Publication Type: Peer Reviewed Journal
Publication Acceptance Date: December 1, 2004
Publication Date: August 22, 2005
Citation: Woods, K., Hilu, K.W., Borsch, T., Wiersema, J.H. 2005. Pattern of variation and systematics of Nymphaea odorata: II. Sequence information from ITS and trnL-trnF. Systematic Botany 30:481-493.
Interpretive Summary: Waterlilies are among the most beautiful aquatic plants cultivated by horticulturalists. They also exist in the wild throughout North America. Although studied for decades, there is still disagreement about whether there is one or two subspecies of the common waterlily in North America. With the use of molecular tools, it is possible to determine relationships among these plants. Sequence data from two regions of the genome of waterlilies were used to evaluate the two subspecies that are recognized within this waterlily. These data suggest that some gene flow or hybridization occurs between the two subspecies especially in places where the two subspecies grow together. In general, however, the two subspecies should still be recognized because they are genetically distinct in most places where they exist in nature. This research will be used by botanists to accurately describe and name the common waterlilies in North America.
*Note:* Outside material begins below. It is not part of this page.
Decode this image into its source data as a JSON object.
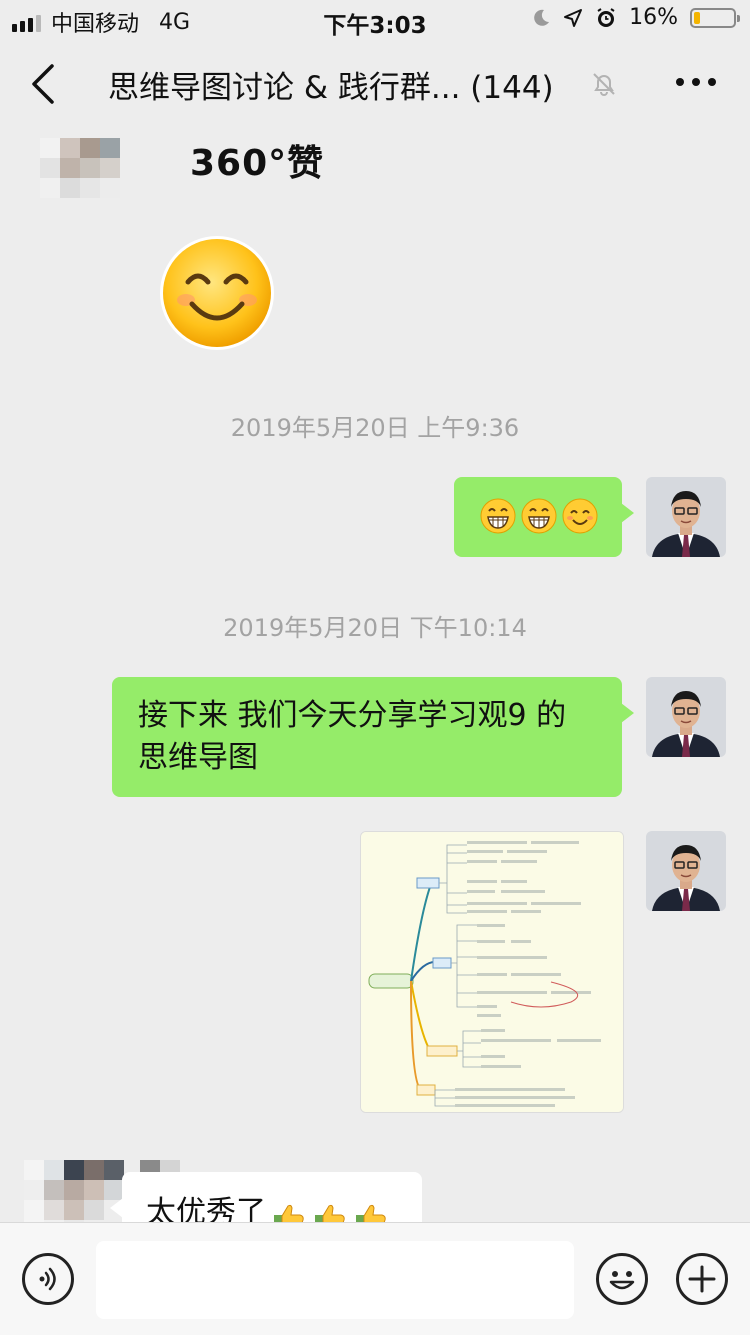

Sequence data from the nuclear internal transcribed spacer (ITS) and the plastid trnL-trnF regions were used to assess relationships among populations of Nymphaea odorata across its North American range, and to evaluate if subsp. odorata and subsp. tuberosa form distinct taxonomic units. The trnT-F region provided a single informative site. In contrast, the ITS region was more variable, supporting the monophyly of the two species. Within N. odorata, two clades were resolved representing the two subspecies, whereas a few individuals appeared outside these two clades. Polymorphic sites were detected in ITS, indicating possible hybridization between the subspecies. The geographic location of these hybrids suggests a possible hybrid zone. Overall, molecular evidence supports the segregation of subsp. odorata and subsp. tuberosa, with limited gene flow between the subspecies.